Boyd and his colleague Deborah Anderson, a paleontologist at St. Norbert College in De Pere, Wisconsin, saw the reports and contacted Gulotta to persuade him to send Anderson some of the microfossils. From there, the project snowballed, with Anderson, Boyd and Bill Korth of the Rochester Institute of Vertebrate Paleontology in New York working together to view thousands of tiny remains.
Through it all, the researchers worked closely with the Gulotta family. In the fall of 2020, Boyd visited the ranch to catalog the locations of the anthills using GPS. The Gulottas donated the thousands of microfossils analyzed in the study to the South Dakota School of Mines and Technology, where they will be available for future researchers.
“Sometimes, you know, some people see a bit of antagonism between academic paleontologists and landowners when it comes to fossils,” Boyd says. “But this is a great example of how we can all work together and do important scientific research.”
The Prehistoric Midwest
When these fossils were originally formed — between 37 million and 32 million years ago — the Great Plains of what is now the central U.S. were warmer, wetter and more forested, says Korth, the lead author of the new study. The fossils therefore capture a small slice of mammal life in this cramped environment.
Many of the remains are believed to have come from predatory feces after the small animals had been eaten and digested. Once buried, the teeth and bone fragments are fossilized – and they are remarkably well preserved.
These fossils, each just a few millimeters in diameter, not only contain 10 new species of small mammals, they also complement the biology of known creatures and reveal never-before-seen types of teeth from several extinct rodents. “There were some known species of two or three specimens, of which we now have thirty to forty specimens,” Korth says.

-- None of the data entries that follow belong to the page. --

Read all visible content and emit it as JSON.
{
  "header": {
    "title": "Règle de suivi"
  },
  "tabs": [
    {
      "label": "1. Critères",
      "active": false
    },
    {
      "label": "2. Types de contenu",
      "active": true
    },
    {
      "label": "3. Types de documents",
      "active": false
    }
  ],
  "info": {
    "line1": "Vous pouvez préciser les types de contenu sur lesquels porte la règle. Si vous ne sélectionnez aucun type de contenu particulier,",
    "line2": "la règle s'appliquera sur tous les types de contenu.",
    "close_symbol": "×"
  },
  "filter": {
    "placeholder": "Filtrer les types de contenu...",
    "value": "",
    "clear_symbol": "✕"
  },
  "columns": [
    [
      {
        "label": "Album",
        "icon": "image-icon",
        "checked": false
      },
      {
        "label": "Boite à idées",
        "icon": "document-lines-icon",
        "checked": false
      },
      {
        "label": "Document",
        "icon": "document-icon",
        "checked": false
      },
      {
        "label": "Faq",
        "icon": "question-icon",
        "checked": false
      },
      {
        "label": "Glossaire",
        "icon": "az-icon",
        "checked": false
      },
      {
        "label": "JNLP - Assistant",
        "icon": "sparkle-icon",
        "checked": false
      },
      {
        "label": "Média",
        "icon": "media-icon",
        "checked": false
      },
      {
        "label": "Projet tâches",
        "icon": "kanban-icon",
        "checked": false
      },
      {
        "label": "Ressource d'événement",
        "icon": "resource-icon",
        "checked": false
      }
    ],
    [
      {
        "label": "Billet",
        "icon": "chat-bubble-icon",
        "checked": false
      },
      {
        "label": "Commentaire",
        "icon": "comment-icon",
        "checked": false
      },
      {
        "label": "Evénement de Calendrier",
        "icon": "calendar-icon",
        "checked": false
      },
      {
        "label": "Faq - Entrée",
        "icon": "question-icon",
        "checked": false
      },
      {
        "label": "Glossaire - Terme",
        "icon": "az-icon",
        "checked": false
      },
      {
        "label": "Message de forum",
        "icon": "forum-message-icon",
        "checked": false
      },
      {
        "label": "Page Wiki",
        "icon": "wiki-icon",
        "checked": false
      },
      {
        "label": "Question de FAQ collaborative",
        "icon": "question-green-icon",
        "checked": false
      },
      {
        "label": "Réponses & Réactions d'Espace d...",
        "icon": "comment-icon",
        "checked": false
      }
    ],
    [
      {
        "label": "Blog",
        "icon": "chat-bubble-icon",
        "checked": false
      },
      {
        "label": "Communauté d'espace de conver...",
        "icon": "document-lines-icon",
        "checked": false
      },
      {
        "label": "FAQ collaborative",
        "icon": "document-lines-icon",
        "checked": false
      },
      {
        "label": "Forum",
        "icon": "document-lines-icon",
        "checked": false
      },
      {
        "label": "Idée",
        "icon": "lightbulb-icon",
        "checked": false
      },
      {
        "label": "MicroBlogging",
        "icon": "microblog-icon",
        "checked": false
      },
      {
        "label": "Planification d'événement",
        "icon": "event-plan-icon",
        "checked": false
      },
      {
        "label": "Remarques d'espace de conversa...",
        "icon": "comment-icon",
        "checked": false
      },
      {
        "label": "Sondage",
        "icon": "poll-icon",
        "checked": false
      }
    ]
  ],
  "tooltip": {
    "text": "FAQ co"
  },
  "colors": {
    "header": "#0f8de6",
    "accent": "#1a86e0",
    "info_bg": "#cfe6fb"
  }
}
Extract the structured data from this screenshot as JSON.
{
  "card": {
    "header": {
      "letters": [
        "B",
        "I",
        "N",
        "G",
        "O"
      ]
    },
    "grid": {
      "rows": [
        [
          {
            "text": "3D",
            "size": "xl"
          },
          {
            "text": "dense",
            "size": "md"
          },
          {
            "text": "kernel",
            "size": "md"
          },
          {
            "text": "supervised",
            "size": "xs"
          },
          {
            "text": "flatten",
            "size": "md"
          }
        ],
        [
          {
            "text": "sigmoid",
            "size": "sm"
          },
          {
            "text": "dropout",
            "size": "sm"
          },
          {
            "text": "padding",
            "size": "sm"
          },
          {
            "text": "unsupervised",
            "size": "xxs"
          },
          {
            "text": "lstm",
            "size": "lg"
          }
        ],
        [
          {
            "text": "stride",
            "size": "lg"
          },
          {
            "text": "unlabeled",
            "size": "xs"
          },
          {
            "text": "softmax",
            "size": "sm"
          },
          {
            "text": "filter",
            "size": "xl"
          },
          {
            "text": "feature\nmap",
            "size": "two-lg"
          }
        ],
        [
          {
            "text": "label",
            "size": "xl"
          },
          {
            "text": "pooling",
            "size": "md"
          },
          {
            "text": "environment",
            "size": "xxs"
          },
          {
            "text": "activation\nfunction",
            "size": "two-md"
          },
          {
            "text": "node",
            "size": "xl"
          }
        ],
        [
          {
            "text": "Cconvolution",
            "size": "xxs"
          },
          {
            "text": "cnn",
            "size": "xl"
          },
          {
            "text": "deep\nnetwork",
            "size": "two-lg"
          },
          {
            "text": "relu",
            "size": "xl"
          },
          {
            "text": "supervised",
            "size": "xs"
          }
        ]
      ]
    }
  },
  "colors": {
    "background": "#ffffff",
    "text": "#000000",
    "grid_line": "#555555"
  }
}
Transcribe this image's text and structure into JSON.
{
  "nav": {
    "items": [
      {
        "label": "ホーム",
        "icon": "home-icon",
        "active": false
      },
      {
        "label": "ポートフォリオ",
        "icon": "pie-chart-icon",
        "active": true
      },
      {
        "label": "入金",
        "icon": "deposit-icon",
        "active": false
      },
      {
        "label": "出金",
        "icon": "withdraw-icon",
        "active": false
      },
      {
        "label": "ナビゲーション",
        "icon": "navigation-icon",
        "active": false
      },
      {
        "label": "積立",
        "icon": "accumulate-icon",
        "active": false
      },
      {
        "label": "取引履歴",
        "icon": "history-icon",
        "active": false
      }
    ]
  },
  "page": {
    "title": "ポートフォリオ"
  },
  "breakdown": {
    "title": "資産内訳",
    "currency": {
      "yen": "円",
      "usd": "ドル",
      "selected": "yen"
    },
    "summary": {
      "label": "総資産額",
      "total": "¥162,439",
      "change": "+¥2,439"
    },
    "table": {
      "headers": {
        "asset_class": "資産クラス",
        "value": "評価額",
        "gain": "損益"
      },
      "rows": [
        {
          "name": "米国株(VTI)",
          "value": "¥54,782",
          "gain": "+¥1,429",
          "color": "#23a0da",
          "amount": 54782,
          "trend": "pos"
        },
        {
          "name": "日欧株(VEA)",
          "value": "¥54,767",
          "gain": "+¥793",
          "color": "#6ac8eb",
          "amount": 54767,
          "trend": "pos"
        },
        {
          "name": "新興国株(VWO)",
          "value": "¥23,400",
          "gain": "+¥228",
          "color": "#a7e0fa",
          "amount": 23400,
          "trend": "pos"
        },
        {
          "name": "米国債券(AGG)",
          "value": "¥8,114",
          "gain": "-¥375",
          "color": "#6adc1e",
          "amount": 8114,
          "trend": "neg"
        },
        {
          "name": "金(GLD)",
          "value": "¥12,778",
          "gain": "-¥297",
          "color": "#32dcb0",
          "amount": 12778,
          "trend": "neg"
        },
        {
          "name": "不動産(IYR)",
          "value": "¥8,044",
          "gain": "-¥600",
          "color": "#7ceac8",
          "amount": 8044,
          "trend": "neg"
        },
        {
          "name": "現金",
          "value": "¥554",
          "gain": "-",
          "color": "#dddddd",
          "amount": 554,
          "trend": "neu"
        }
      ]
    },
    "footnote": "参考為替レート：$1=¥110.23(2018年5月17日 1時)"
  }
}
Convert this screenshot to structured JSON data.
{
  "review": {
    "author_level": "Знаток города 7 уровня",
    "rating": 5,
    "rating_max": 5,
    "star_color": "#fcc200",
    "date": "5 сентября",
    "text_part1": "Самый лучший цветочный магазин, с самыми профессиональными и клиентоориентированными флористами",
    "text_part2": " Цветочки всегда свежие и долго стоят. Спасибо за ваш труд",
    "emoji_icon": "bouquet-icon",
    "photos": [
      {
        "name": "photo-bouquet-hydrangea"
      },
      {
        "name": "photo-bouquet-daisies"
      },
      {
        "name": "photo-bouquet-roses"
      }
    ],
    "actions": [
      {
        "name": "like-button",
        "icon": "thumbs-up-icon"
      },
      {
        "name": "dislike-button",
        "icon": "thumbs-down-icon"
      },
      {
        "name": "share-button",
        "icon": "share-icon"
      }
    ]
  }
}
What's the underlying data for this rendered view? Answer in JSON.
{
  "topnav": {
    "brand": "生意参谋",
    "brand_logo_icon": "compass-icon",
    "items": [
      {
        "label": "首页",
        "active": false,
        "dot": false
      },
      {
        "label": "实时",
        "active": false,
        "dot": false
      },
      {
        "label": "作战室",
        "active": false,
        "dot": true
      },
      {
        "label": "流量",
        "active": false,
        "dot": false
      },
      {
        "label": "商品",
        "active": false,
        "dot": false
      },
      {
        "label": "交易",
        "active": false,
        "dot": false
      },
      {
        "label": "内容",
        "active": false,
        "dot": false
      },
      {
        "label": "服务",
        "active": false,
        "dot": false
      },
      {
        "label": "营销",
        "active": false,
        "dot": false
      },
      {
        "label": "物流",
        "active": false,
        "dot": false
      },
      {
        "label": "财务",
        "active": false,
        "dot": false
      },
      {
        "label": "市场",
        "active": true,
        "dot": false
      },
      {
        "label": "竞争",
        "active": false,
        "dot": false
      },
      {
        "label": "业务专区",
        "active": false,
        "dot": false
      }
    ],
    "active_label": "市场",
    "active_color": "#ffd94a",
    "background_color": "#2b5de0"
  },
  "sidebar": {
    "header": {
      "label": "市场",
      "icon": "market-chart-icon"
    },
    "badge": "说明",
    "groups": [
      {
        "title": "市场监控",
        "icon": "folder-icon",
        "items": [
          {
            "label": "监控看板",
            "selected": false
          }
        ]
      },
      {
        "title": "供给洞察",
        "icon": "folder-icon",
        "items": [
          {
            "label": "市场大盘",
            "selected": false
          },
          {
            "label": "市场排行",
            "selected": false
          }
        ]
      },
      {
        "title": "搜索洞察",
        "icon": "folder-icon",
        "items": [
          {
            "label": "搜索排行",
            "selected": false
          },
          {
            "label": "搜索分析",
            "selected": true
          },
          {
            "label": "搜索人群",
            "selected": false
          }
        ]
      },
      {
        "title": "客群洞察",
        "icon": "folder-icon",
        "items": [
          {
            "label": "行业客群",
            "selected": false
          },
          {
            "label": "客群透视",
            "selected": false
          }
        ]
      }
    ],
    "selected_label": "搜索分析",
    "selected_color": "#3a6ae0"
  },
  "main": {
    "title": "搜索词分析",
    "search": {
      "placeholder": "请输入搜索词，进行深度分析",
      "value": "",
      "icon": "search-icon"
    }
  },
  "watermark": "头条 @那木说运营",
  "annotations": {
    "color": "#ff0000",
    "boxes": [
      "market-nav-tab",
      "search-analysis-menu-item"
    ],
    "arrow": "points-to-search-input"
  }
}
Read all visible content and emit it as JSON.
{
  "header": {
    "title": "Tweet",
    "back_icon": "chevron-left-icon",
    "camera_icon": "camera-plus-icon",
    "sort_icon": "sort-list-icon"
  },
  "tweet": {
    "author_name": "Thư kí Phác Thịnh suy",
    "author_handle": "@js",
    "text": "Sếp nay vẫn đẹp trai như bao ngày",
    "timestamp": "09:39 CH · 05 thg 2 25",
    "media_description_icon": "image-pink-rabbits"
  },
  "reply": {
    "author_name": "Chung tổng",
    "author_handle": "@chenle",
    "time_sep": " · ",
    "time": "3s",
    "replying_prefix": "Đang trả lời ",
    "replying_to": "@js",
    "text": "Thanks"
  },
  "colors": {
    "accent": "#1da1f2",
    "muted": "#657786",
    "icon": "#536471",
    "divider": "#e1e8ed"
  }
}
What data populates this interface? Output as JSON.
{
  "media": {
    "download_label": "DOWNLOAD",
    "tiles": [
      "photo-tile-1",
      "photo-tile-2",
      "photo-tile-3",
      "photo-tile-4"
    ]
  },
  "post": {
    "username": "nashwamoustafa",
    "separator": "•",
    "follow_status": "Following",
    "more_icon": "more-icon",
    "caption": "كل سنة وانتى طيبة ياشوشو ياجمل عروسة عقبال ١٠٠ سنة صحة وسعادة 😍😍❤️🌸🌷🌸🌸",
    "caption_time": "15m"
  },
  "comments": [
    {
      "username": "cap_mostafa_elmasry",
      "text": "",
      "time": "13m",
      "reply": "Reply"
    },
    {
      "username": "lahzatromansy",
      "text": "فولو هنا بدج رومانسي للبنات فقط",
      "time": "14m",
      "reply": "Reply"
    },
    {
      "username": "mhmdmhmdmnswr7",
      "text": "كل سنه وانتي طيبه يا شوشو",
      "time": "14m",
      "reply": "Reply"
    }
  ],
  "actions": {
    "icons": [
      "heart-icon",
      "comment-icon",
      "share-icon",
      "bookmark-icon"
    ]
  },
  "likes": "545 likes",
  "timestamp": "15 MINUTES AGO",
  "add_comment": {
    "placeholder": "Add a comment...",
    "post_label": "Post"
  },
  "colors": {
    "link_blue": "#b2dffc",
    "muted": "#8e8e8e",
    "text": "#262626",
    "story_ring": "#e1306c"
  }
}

The harvest ants collect gravel pieces of a certain size, so only fossils of that size will reach their mounds. “They’re not going to build a perfectly curated museum building,” Schoville says.
Still, thanks to GPS coordinates and knowledge of the topography, Korth and Boyd’s team was able to determine the specific rock layers each ant hill sampled. By keeping track of the types of fossils found on each mound, the researchers were able to estimate when different species appeared and disappeared in the site’s rock layers. With this information, the team was then able to deduce which rock strata in this part of Nebraska marked the end of the Eocene and the beginning of the Oligocene Era about 34 million years ago.
Much to the researchers’ delight, their ant-based estimate matches an estimate made 13 years earlier using another method — meaning ant hills could provide an independent way to refine the boundaries of geologic time. That’s all the more reason to look at harvest ants as human partners in paleontology.
“You walk through landscapes in search of fossils,” says Schoville. “You should also look for anthills along the way.”